I recently had a conversation with a former colleague about challenges I face bridging what I learned in school with "real world" experiences. In his efforts to help me, he reminded me that historical perceptions change constantly and the core of my job is to spark interest in the public. I agree with this... to an extent. I did not spend [cough] four years in a public history graduate program without the expectation of applying some of my training in the field. My past experiences granted me the fortune of working with folks who considered themselves historians and remained current with the trends of historical thinking. Then I jumped into a park that had a larger story to tell besides just the history component and have encountered a number of challenges working with those who are not as familiar with history.
When I expressed those challenges to my former colleague, he was trying to help me by encouraging me to think of the perspective of non-historians. But I cannot strip away my own understanding of historical thinking. And while I understand a major part of my job is sparking interest in history, in parks, in culture, and for here, in the physical place, I can't operate without a solid background in history. I am not comfortable relating "well, let me tell you what I heard," stories. If I am going to relay information, I want to be able to present evidence. I don't mind sparking interest, but when visitors seek "fuel" in the form of further information, I need to be able to navigate the resources well and know where to send them. My current challenge is working for a cultural center in a rich and complex region for a historically isolated culture that did not do much to document lives. Oral tradition is alive and well in Cajun country.
The National Park Service strives for excellence among its employees. Regarding its treatment of history at national park sites, the Organization of American Historians produced a document called Imperiled Promise: The State of History in the National Park Service. I have only read it through once, but am still chewing on many of the thoughts. I do a lot of thought-chewing.
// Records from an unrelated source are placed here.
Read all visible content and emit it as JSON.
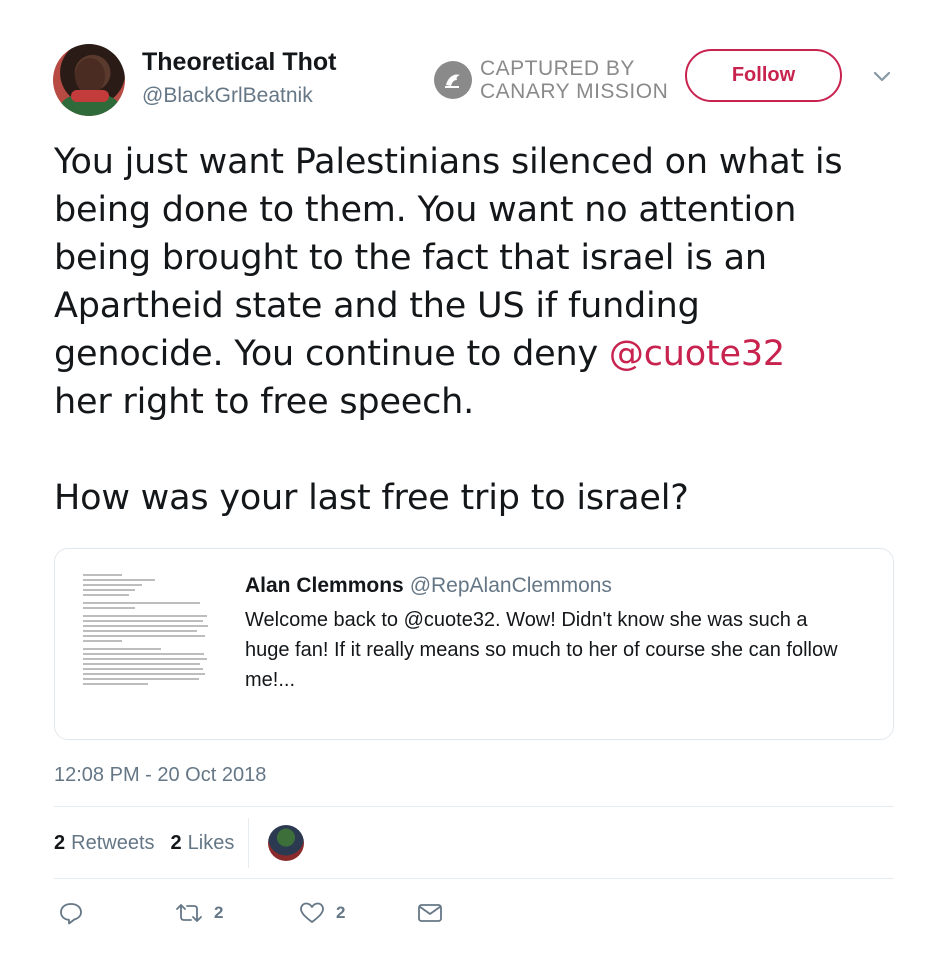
{
  "user": {
    "display_name": "Theoretical Thot",
    "handle": "@BlackGrlBeatnik"
  },
  "watermark": {
    "line1": "CAPTURED BY",
    "line2": "CANARY MISSION"
  },
  "follow_label": "Follow",
  "tweet": {
    "line1": "You just want Palestinians silenced on what is",
    "line2": "being done to them. You want no attention",
    "line3": "being brought to the fact that israel is an",
    "line4": "Apartheid state and the US if funding",
    "line5_pre": "genocide. You continue to deny ",
    "mention": "@cuote32",
    "line6": "her right to free speech.",
    "line7": "How was your last free trip to israel?"
  },
  "quote": {
    "name": "Alan Clemmons",
    "handle": "@RepAlanClemmons",
    "line1": "Welcome back to @cuote32. Wow!  Didn't know she was such a",
    "line2": "huge fan! If it really means so much to her of course she can follow",
    "line3": "me!..."
  },
  "timestamp": "12:08 PM - 20 Oct 2018",
  "stats": {
    "retweets_count": "2",
    "retweets_label": "Retweets",
    "likes_count": "2",
    "likes_label": "Likes"
  },
  "actions": {
    "retweet_count": "2",
    "like_count": "2"
  },
  "colors": {
    "accent": "#c8234f",
    "secondary_text": "#657786",
    "border": "#e1e8ed"
  },
  "icons": [
    "reply-icon",
    "retweet-icon",
    "heart-icon",
    "message-icon",
    "chevron-down-icon"
  ]
}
One of the biggest gaps is that of the historian and the interpreter. "You're an interpreter, not a historian." I consider my historian background one of my assets as an interpreter. I agree that the roles are separate, but developing my skill sets for one role enhances the skill set for the other. I suppose that is why I started this blog in the first place; I wanted a place to sort out the differences between the two and how the two can integrate.